ACTIVITY —
Write the records below out again exactly as given, with no images.

SUPPLIED ENTRIES —
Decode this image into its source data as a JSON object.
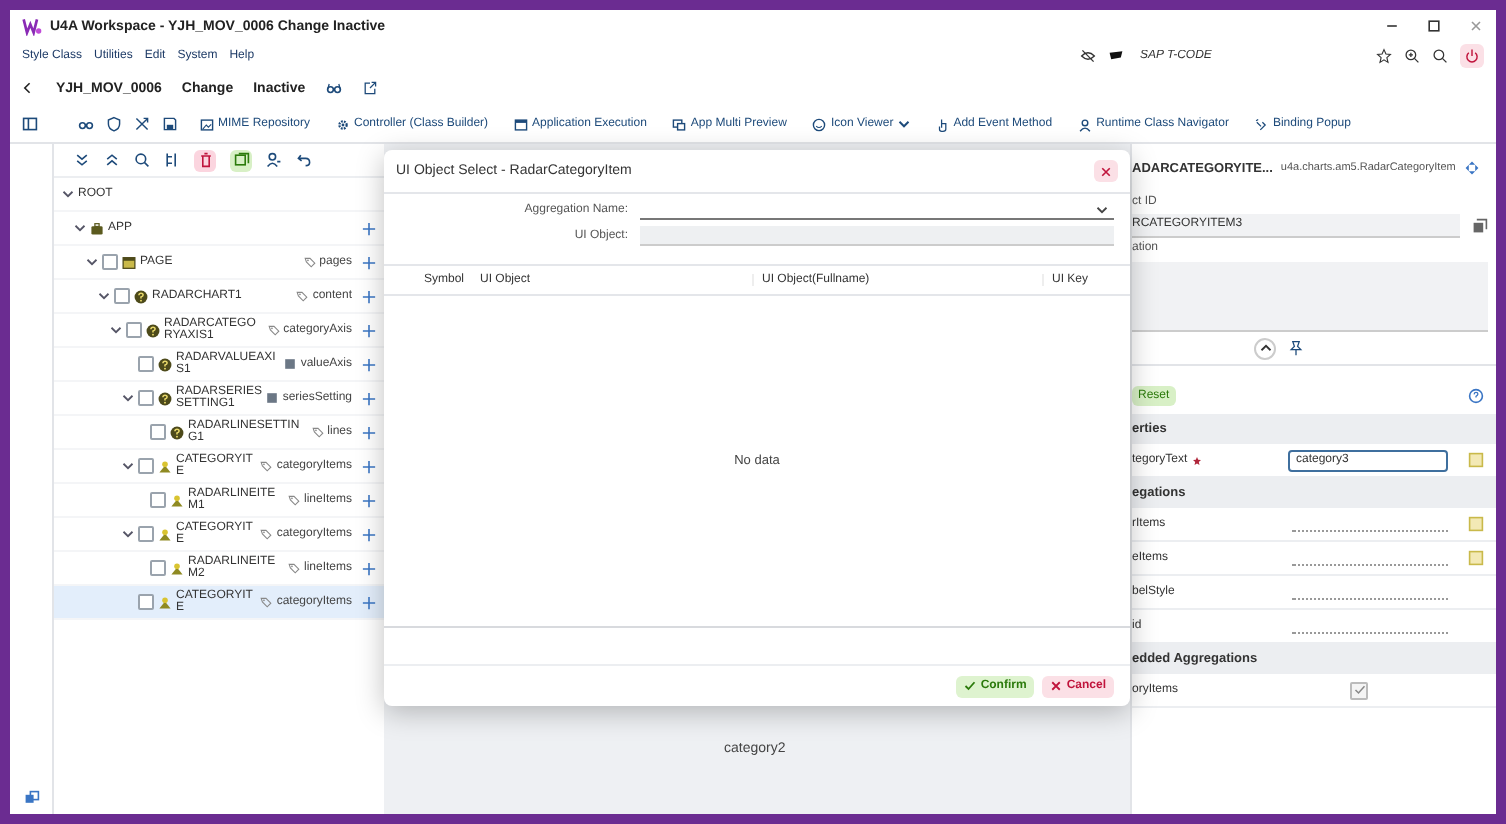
{
  "window": {
    "title": "U4A Workspace - YJH_MOV_0006 Change Inactive"
  },
  "menu": [
    "Style Class",
    "Utilities",
    "Edit",
    "System",
    "Help"
  ],
  "tcode": {
    "placeholder": "SAP T-CODE"
  },
  "header": {
    "name": "YJH_MOV_0006",
    "mode": "Change",
    "status": "Inactive"
  },
  "toolbar": [
    {
      "label": "MIME Repository",
      "dropdown": false
    },
    {
      "label": "Controller (Class Builder)",
      "dropdown": false
    },
    {
      "label": "Application Execution",
      "dropdown": false
    },
    {
      "label": "App Multi Preview",
      "dropdown": false
    },
    {
      "label": "Icon Viewer",
      "dropdown": true
    },
    {
      "label": "Add Event Method",
      "dropdown": false
    },
    {
      "label": "Runtime Class Navigator",
      "dropdown": false
    },
    {
      "label": "Binding Popup",
      "dropdown": false
    }
  ],
  "tree": {
    "label": "ROOT",
    "expanded": true,
    "selected": false,
    "addable": false,
    "children": [
      {
        "label": "APP",
        "kind": "app",
        "expanded": true,
        "selected": false,
        "addable": true,
        "children": [
          {
            "label": "PAGE",
            "kind": "page",
            "aggregation": {
              "name": "pages",
              "kind": "multi"
            },
            "checked": false,
            "expanded": true,
            "selected": false,
            "addable": true,
            "children": [
              {
                "label": "RADARCHART1",
                "kind": "help",
                "aggregation": {
                  "name": "content",
                  "kind": "multi"
                },
                "checked": false,
                "expanded": true,
                "selected": false,
                "addable": true,
                "children": [
                  {
                    "label": "RADARCATEGORYAXIS1",
                    "kind": "help",
                    "aggregation": {
                      "name": "categoryAxis",
                      "kind": "multi"
                    },
                    "checked": false,
                    "expanded": true,
                    "selected": false,
                    "addable": true,
                    "children": [
                      {
                        "label": "RADARVALUEAXIS1",
                        "kind": "help",
                        "aggregation": {
                          "name": "valueAxis",
                          "kind": "single"
                        },
                        "checked": false,
                        "selected": false,
                        "addable": true
                      },
                      {
                        "label": "RADARSERIESSETTING1",
                        "kind": "help",
                        "aggregation": {
                          "name": "seriesSetting",
                          "kind": "single"
                        },
                        "checked": false,
                        "expanded": true,
                        "selected": false,
                        "addable": true,
                        "children": [
                          {
                            "label": "RADARLINESETTING1",
                            "kind": "help",
                            "aggregation": {
                              "name": "lines",
                              "kind": "multi"
                            },
                            "checked": false,
                            "selected": false,
                            "addable": true
                          }
                        ]
                      },
                      {
                        "label": "CATEGORYITE",
                        "kind": "item",
                        "aggregation": {
                          "name": "categoryItems",
                          "kind": "multi"
                        },
                        "checked": false,
                        "expanded": true,
                        "selected": false,
                        "addable": true,
                        "children": [
                          {
                            "label": "RADARLINEITEM1",
                            "kind": "item",
                            "aggregation": {
                              "name": "lineItems",
                              "kind": "multi"
                            },
                            "checked": false,
                            "selected": false,
                            "addable": true
                          }
                        ]
                      },
                      {
                        "label": "CATEGORYITE",
                        "kind": "item",
                        "aggregation": {
                          "name": "categoryItems",
                          "kind": "multi"
                        },
                        "checked": false,
                        "expanded": true,
                        "selected": false,
                        "addable": true,
                        "children": [
                          {
                            "label": "RADARLINEITEM2",
                            "kind": "item",
                            "aggregation": {
                              "name": "lineItems",
                              "kind": "multi"
                            },
                            "checked": false,
                            "selected": false,
                            "addable": true
                          }
                        ]
                      },
                      {
                        "label": "CATEGORYITE",
                        "kind": "item",
                        "aggregation": {
                          "name": "categoryItems",
                          "kind": "multi"
                        },
                        "checked": false,
                        "selected": true,
                        "addable": true
                      }
                    ]
                  }
                ]
              }
            ]
          }
        ]
      }
    ]
  },
  "canvas": {
    "label": "category2"
  },
  "dialog": {
    "title": "UI Object Select - RadarCategoryItem",
    "fields": [
      {
        "label": "Aggregation Name:",
        "kind": "select",
        "disabled": false
      },
      {
        "label": "UI Object:",
        "kind": "input",
        "disabled": true
      }
    ],
    "columns": [
      "Symbol",
      "UI Object",
      "UI Object(Fullname)",
      "UI Key"
    ],
    "empty_text": "No data",
    "buttons": [
      {
        "label": "Confirm",
        "kind": "confirm"
      },
      {
        "label": "Cancel",
        "kind": "cancel"
      }
    ]
  },
  "inspector": {
    "title": "ADARCATEGORYITE...",
    "class_name": "u4a.charts.am5.RadarCategoryItem",
    "id_label": "ct ID",
    "id_value": "RCATEGORYITEM3",
    "desc_label": "ation",
    "reset": "Reset",
    "sections": [
      {
        "title": "erties",
        "rows": [
          {
            "label": "tegoryText",
            "required": true,
            "kind": "input",
            "value": "category3"
          }
        ]
      },
      {
        "title": "egations",
        "rows": [
          {
            "label": "rItems",
            "required": false,
            "kind": "binding"
          },
          {
            "label": "eItems",
            "required": false,
            "kind": "binding"
          },
          {
            "label": "belStyle",
            "required": false,
            "kind": "blank"
          },
          {
            "label": "id",
            "required": false,
            "kind": "blank"
          }
        ]
      },
      {
        "title": "edded Aggregations",
        "rows": [
          {
            "label": "oryItems",
            "required": false,
            "kind": "check",
            "checked": true
          }
        ]
      }
    ]
  }
}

WRITTEN ANSWER —
Decode this image into its source data as a JSON object.
{
  "window": {
    "title": "U4A Workspace - YJH_MOV_0006 Change Inactive"
  },
  "menu": [
    "Style Class",
    "Utilities",
    "Edit",
    "System",
    "Help"
  ],
  "tcode": {
    "placeholder": "SAP T-CODE"
  },
  "header": {
    "name": "YJH_MOV_0006",
    "mode": "Change",
    "status": "Inactive"
  },
  "toolbar": [
    {
      "label": "MIME Repository",
      "dropdown": false
    },
    {
      "label": "Controller (Class Builder)",
      "dropdown": false
    },
    {
      "label": "Application Execution",
      "dropdown": false
    },
    {
      "label": "App Multi Preview",
      "dropdown": false
    },
    {
      "label": "Icon Viewer",
      "dropdown": true
    },
    {
      "label": "Add Event Method",
      "dropdown": false
    },
    {
      "label": "Runtime Class Navigator",
      "dropdown": false
    },
    {
      "label": "Binding Popup",
      "dropdown": false
    }
  ],
  "tree": {
    "label": "ROOT",
    "expanded": true,
    "selected": false,
    "addable": false,
    "children": [
      {
        "label": "APP",
        "kind": "app",
        "expanded": true,
        "selected": false,
        "addable": true,
        "children": [
          {
            "label": "PAGE",
            "kind": "page",
            "aggregation": {
              "name": "pages",
              "kind": "multi"
            },
            "checked": false,
            "expanded": true,
            "selected": false,
            "addable": true,
            "children": [
              {
                "label": "RADARCHART1",
                "kind": "help",
                "aggregation": {
                  "name": "content",
                  "kind": "multi"
                },
                "checked": false,
                "expanded": true,
                "selected": false,
                "addable": true,
                "children": [
                  {
                    "label": "RADARCATEGORYAXIS1",
                    "kind": "help",
                    "aggregation": {
                      "name": "categoryAxis",
                      "kind": "multi"
                    },
                    "checked": false,
                    "expanded": true,
                    "selected": false,
                    "addable": true,
                    "children": [
                      {
                        "label": "RADARVALUEAXIS1",
                        "kind": "help",
                        "aggregation": {
                          "name": "valueAxis",
                          "kind": "single"
                        },
                        "checked": false,
                        "selected": false,
                        "addable": true
                      },
                      {
                        "label": "RADARSERIESSETTING1",
                        "kind": "help",
                        "aggregation": {
                          "name": "seriesSetting",
                          "kind": "single"
                        },
                        "checked": false,
                        "expanded": true,
                        "selected": false,
                        "addable": true,
                        "children": [
                          {
                            "label": "RADARLINESETTING1",
                            "kind": "help",
                            "aggregation": {
                              "name": "lines",
                              "kind": "multi"
                            },
                            "checked": false,
                            "selected": false,
                            "addable": true
                          }
                        ]
                      },
                      {
                        "label": "CATEGORYITE",
                        "kind": "item",
                        "aggregation": {
                          "name": "categoryItems",
                          "kind": "multi"
                        },
                        "checked": false,
                        "expanded": true,
                        "selected": false,
                        "addable": true,
                        "children": [
                          {
                            "label": "RADARLINEITEM1",
                            "kind": "item",
                            "aggregation": {
                              "name": "lineItems",
                              "kind": "multi"
                            },
                            "checked": false,
                            "selected": false,
                            "addable": true
                          }
                        ]
                      },
                      {
                        "label": "CATEGORYITE",
                        "kind": "item",
                        "aggregation": {
                          "name": "categoryItems",
                          "kind": "multi"
                        },
                        "checked": false,
                        "expanded": true,
                        "selected": false,
                        "addable": true,
                        "children": [
                          {
                            "label": "RADARLINEITEM2",
                            "kind": "item",
                            "aggregation": {
                              "name": "lineItems",
                              "kind": "multi"
                            },
                            "checked": false,
                            "selected": false,
                            "addable": true
                          }
                        ]
                      },
                      {
                        "label": "CATEGORYITE",
                        "kind": "item",
                        "aggregation": {
                          "name": "categoryItems",
                          "kind": "multi"
                        },
                        "checked": false,
                        "selected": true,
                        "addable": true
                      }
                    ]
                  }
                ]
              }
            ]
          }
        ]
      }
    ]
  },
  "canvas": {
    "label": "category2"
  },
  "dialog": {
    "title": "UI Object Select - RadarCategoryItem",
    "fields": [
      {
        "label": "Aggregation Name:",
        "kind": "select",
        "disabled": false
      },
      {
        "label": "UI Object:",
        "kind": "input",
        "disabled": true
      }
    ],
    "columns": [
      "Symbol",
      "UI Object",
      "UI Object(Fullname)",
      "UI Key"
    ],
    "empty_text": "No data",
    "buttons": [
      {
        "label": "Confirm",
        "kind": "confirm"
      },
      {
        "label": "Cancel",
        "kind": "cancel"
      }
    ]
  },
  "inspector": {
    "title": "ADARCATEGORYITE...",
    "class_name": "u4a.charts.am5.RadarCategoryItem",
    "id_label": "ct ID",
    "id_value": "RCATEGORYITEM3",
    "desc_label": "ation",
    "reset": "Reset",
    "sections": [
      {
        "title": "erties",
        "rows": [
          {
            "label": "tegoryText",
            "required": true,
            "kind": "input",
            "value": "category3"
          }
        ]
      },
      {
        "title": "egations",
        "rows": [
          {
            "label": "rItems",
            "required": false,
            "kind": "binding"
          },
          {
            "label": "eItems",
            "required": false,
            "kind": "binding"
          },
          {
            "label": "belStyle",
            "required": false,
            "kind": "blank"
          },
          {
            "label": "id",
            "required": false,
            "kind": "blank"
          }
        ]
      },
      {
        "title": "edded Aggregations",
        "rows": [
          {
            "label": "oryItems",
            "required": false,
            "kind": "check",
            "checked": true
          }
        ]
      }
    ]
  }
}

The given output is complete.